**Work instruction**. Find all the lines in the material below with the word "settings", and copy them.

** Exercise data follows **

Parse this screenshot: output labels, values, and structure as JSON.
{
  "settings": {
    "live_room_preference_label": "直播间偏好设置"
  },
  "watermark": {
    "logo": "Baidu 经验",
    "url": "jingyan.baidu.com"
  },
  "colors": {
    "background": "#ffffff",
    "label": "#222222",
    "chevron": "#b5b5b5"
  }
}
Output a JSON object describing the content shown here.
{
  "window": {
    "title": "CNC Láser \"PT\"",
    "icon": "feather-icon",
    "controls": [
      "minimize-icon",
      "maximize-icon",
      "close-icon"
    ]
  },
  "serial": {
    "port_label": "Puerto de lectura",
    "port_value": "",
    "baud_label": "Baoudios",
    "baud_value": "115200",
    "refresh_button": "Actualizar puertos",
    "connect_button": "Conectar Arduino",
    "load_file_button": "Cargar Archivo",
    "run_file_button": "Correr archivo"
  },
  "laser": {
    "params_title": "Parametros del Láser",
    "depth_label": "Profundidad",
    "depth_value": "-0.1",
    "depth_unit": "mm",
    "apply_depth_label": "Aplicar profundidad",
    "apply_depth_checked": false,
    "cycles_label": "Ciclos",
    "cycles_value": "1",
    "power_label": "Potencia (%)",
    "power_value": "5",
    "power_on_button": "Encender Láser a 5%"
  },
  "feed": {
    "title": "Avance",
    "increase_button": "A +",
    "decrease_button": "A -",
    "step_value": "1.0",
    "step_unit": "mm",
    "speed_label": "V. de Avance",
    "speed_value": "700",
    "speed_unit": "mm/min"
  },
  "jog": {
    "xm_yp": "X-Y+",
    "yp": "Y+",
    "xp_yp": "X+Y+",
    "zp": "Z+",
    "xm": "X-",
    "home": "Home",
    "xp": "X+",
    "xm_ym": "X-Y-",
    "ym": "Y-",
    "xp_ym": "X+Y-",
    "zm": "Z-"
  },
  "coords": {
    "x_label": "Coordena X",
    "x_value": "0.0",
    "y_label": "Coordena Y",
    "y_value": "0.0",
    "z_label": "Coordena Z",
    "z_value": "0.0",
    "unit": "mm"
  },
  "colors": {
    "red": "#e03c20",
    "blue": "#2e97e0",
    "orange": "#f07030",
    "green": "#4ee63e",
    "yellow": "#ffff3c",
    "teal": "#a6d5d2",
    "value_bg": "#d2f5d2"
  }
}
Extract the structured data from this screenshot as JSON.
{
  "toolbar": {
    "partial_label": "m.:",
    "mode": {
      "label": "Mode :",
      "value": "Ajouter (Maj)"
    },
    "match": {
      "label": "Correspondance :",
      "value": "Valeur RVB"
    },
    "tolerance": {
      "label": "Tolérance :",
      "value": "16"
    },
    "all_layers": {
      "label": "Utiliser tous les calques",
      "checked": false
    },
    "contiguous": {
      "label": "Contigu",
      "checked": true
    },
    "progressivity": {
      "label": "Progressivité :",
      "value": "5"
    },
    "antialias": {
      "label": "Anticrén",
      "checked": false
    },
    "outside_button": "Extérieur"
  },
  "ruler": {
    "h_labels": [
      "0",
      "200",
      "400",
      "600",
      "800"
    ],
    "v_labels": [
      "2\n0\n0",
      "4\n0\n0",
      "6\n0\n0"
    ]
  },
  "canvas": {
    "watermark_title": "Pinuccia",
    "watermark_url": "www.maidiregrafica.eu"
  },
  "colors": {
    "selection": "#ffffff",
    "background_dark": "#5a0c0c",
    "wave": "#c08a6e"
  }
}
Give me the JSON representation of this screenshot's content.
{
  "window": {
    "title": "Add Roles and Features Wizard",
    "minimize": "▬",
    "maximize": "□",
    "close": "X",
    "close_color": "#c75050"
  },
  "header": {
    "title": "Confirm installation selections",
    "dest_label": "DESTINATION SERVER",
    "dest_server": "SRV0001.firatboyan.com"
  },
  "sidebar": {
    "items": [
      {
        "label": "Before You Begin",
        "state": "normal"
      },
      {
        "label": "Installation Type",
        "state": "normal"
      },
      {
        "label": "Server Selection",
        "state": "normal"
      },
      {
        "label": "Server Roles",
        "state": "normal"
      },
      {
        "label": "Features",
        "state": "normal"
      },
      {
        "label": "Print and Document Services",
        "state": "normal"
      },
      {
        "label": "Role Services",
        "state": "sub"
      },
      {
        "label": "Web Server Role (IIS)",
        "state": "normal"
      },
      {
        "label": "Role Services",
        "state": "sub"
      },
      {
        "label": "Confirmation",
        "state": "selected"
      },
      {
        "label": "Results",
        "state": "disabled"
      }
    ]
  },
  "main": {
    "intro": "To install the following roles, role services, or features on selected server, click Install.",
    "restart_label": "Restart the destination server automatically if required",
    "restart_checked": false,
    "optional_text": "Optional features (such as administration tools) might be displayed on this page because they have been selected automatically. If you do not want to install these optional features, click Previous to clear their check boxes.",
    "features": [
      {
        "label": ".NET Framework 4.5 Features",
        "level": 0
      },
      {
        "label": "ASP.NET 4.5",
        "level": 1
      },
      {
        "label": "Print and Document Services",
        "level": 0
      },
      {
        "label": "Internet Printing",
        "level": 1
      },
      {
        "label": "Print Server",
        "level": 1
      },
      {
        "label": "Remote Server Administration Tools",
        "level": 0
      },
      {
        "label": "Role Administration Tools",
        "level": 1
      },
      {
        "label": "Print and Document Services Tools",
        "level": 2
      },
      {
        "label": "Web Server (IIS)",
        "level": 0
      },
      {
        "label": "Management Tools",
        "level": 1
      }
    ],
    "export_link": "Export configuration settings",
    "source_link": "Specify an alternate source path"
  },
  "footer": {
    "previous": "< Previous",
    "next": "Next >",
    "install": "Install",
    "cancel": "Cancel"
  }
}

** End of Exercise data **

**Task response**.
  "settings": {
    "export_link": "Export configuration settings",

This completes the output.